Quebec opposition leaders, daycares join forces to fight CAQ's proposed pre-K classes
Petition against Legault's Bill 5 has already collected nearly 20,000 signatures
Starting Monday afternoon, Montreal-area daycare providers will be asking parents to sign a petition calling on Premier François Legault to ditch his plan to make pre-kindergarten classes available to four-year-olds.
The Liberals, Parti Québécois and Québec solidaire are also throwing their combined political weight behind the effort to stop the proposed Bill 5 from going through.
The petition, launched in December, has already garnered nearly 20,000 signatures from citizens opposed to the proposed changes to the education system.
Regardless of the petition's growing support, the Coalition Avenir Québec tabled legislation on Thursday to amend the province's Education Act to ensure "all children having reached four years of age will be entitled to preschool education services."
Legault has stressed that pre-K won't be compulsory and that the public daycare system will continue to play an important role in the province.
As it stands, pre-K classes are available only in schools in areas that qualify as low-income.
If passed, Bill 5 would also require the service to be offered by "all school boards according to the general framework provided for in the Education Act."
The government intends to open 250 new pre-kindergarten classes for four-year-olds as of the start of the fall 2019 school year.
For Montreal's English school boards, that will mean 19 new classes for Lester B. Pearson school board and 13 new ones for the EMSB.
Petition calls for investing in current system
The Quebec council of early childhood education services (CQSEPE), which aims to improve educational services of daycares across the province, is working with the daycare workers' union (FIPEQ-CSQ) to ensure more parents sign the petition before the March 12 deadline.
The petition calls on the government to focus instead on improving the current daycare system — making it better and more accessible.
The government should, the petition says, be ensuring kids have the "essential skills for successful entry into school at age five."
PQ MNA Véronique Hivon will submit the petition to the National Assembly in March.
Quebec's daycare centres already "do an amazing job," she told reporters after the Sunday news conference.
"The government is saying they will give free choice," she said. "What real choice is there when you put all the investments in the school system and not one dollar has been announced yet for the [daycares]?"
Hivon said there are other needs within the daycare system that need to be addressed before such large sums of money are invested in a new program.
Valérie Grenon, president of the FIPEQ-CSQ, cited a recent Léger Marketing study that found most parents prefer the province's public daycare system over the proposed pre-K classes.
"For us it's clear that the CAQ must listen to the population," Grenon said.
Better ways to invest?
Liberal MNA Jennifer Maccarone said Sunday that there are better ways to spend the $400 to $700 million needed to offer pre-K to all four-year-olds in the province.
"Is this really the strategic investment we want to make when we have no room in our schools," said Maccarone, the former president of the Quebec English School Boards Association (QESBA).
"We need new schools.

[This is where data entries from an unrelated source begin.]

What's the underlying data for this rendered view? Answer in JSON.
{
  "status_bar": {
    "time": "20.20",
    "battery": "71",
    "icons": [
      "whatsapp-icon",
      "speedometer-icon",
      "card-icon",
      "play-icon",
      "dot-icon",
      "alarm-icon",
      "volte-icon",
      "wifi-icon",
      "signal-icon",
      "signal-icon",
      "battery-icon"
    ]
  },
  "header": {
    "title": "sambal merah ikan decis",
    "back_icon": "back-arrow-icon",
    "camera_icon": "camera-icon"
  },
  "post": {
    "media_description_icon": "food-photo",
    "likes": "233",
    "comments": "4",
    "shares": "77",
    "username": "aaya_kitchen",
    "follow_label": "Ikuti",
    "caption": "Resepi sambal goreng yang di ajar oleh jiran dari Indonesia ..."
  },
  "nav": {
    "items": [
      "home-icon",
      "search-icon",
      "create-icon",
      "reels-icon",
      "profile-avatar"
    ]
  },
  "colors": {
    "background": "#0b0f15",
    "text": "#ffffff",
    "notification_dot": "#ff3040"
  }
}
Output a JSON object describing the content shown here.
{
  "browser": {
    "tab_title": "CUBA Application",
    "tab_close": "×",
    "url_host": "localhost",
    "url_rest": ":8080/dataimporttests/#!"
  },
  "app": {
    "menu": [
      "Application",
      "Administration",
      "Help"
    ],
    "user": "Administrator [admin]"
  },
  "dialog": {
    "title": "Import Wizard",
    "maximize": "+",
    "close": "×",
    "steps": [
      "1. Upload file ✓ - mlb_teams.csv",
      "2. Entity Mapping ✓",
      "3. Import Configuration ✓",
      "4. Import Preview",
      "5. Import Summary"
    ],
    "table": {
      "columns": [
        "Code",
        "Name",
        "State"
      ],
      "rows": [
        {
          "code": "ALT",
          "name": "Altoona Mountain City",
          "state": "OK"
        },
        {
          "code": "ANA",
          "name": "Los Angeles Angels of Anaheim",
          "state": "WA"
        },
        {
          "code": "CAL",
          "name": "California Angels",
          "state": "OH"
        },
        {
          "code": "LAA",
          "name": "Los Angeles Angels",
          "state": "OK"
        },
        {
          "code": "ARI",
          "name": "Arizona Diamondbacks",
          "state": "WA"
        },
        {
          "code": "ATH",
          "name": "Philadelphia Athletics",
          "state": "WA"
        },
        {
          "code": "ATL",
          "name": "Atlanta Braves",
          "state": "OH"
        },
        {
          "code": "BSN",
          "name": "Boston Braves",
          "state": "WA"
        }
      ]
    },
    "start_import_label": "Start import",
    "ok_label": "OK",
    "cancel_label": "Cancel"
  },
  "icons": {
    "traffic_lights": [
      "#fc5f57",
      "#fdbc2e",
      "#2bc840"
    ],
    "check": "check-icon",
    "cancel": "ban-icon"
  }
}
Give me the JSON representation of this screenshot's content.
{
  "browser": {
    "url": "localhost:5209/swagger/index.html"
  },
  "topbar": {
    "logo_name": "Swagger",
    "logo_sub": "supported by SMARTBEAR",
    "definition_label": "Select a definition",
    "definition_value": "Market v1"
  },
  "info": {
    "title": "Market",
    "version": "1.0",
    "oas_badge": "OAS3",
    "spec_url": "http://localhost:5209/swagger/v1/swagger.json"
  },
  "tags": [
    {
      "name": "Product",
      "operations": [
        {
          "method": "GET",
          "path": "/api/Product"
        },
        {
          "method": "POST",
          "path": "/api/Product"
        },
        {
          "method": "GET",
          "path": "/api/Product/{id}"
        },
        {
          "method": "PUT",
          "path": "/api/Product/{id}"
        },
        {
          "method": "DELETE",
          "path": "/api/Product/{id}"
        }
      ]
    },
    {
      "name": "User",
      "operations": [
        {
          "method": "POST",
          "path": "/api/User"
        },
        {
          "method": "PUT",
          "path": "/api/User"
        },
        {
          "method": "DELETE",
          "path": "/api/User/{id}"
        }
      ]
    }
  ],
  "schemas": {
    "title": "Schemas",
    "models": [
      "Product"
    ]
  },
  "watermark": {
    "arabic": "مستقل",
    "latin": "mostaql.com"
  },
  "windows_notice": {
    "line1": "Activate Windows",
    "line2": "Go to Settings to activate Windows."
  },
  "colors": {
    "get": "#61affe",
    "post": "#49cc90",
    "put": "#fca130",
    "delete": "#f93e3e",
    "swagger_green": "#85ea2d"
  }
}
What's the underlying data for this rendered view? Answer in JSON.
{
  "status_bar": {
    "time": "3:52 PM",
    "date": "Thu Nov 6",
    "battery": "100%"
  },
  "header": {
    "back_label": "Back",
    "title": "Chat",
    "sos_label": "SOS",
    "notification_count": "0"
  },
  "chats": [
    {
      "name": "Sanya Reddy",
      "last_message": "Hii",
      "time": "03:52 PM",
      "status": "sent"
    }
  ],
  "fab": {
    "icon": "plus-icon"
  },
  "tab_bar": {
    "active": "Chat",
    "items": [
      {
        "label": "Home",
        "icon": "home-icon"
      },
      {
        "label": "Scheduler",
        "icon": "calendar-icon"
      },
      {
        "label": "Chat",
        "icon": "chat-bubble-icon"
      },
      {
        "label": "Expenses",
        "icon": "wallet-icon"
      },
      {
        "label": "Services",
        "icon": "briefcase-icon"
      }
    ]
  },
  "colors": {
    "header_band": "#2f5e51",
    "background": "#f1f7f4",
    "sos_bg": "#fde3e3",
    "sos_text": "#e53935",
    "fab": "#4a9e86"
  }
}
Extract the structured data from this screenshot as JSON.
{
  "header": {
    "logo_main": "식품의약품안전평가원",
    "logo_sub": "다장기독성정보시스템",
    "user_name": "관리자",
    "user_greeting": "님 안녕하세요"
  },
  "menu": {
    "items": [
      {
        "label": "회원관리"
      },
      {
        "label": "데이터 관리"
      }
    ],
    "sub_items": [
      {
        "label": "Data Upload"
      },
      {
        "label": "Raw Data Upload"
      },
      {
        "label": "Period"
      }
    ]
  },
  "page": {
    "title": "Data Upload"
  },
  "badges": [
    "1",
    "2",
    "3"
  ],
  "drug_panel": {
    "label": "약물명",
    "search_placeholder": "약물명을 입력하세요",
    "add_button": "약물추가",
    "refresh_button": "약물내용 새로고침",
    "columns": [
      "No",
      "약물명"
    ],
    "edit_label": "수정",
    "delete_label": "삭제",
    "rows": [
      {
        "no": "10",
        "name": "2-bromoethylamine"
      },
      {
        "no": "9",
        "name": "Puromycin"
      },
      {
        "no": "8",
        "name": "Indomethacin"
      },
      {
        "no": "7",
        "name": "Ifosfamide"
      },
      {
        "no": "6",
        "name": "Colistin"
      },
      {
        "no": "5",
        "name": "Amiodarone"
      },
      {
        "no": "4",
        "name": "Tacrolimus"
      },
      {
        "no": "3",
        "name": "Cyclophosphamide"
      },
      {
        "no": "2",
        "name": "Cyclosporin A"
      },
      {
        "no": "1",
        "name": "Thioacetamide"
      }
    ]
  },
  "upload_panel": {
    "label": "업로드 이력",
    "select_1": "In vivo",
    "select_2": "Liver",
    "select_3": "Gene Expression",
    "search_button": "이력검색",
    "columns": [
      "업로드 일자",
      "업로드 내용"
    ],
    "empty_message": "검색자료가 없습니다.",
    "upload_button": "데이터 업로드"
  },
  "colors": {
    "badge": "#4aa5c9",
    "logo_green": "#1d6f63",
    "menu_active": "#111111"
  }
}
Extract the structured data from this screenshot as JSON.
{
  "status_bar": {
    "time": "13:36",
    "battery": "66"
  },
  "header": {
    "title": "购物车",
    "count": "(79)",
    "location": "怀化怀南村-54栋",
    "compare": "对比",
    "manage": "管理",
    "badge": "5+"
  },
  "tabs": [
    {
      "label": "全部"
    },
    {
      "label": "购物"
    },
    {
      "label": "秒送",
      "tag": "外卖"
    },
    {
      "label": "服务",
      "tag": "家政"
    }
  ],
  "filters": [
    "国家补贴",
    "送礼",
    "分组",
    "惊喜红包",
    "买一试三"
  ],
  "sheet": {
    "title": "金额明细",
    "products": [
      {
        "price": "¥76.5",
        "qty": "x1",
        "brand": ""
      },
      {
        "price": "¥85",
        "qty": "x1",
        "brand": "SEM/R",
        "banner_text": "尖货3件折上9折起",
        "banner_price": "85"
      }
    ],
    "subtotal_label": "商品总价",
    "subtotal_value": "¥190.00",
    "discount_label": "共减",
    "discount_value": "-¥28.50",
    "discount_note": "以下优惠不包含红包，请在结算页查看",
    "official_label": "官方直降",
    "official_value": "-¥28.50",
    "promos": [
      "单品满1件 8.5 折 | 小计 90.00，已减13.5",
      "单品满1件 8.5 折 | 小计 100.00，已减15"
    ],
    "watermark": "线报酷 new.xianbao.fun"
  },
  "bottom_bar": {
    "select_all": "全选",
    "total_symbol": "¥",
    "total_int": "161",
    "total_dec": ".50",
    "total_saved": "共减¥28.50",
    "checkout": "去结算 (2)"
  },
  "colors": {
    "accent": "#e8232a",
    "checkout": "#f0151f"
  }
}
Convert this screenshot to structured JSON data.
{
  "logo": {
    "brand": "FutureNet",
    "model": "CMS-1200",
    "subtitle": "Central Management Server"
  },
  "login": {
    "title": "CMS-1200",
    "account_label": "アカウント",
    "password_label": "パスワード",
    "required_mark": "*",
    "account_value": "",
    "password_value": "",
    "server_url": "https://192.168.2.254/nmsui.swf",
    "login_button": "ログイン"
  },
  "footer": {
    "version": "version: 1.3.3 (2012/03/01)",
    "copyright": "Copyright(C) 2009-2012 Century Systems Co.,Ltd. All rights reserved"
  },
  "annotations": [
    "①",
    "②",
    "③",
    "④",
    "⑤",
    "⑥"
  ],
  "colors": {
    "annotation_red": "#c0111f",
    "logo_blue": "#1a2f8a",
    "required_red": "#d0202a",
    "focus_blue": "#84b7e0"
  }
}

We have schools that need renovations. And our parents have said, only one out of five is interested in registering their child in four-year-old pre-K."
"If you put lipstick on a pig, it is still a pig," Maccarone said. "We need back up and say, is this really where we need to spend our money today?"
EMSB chair Angela Mancini told CBC that schools in the west end are over capacity, but schools in the city's east end would be able to accommodate four-year-old pre-K classes if properly funded.
There is already a network of daycares meeting the needs of four-year-olds in the province, she added, but there are primary schools across the province the need investment.
Roberge defends plan
Education Minister Jean-François Roberge told Radio-Canada on Sunday that the plan to add hundreds of new pre-K classes to the public school system will not take away from daycares.
The province will continue to expand the public daycare system, building new centres in the future, he said.
Quebec has been going through a "small baby boom," he said, and the province will soon be facing an influx of kids, aged zero to four years old, who need daycare spots.
If parents choose to send their children to primary school when they turn four, Roberge said there will be teachers and assistants in place to provide the needed pre-K service under the proposed plan.
With files from Valeria Cori-Manochhio and Radio-Canada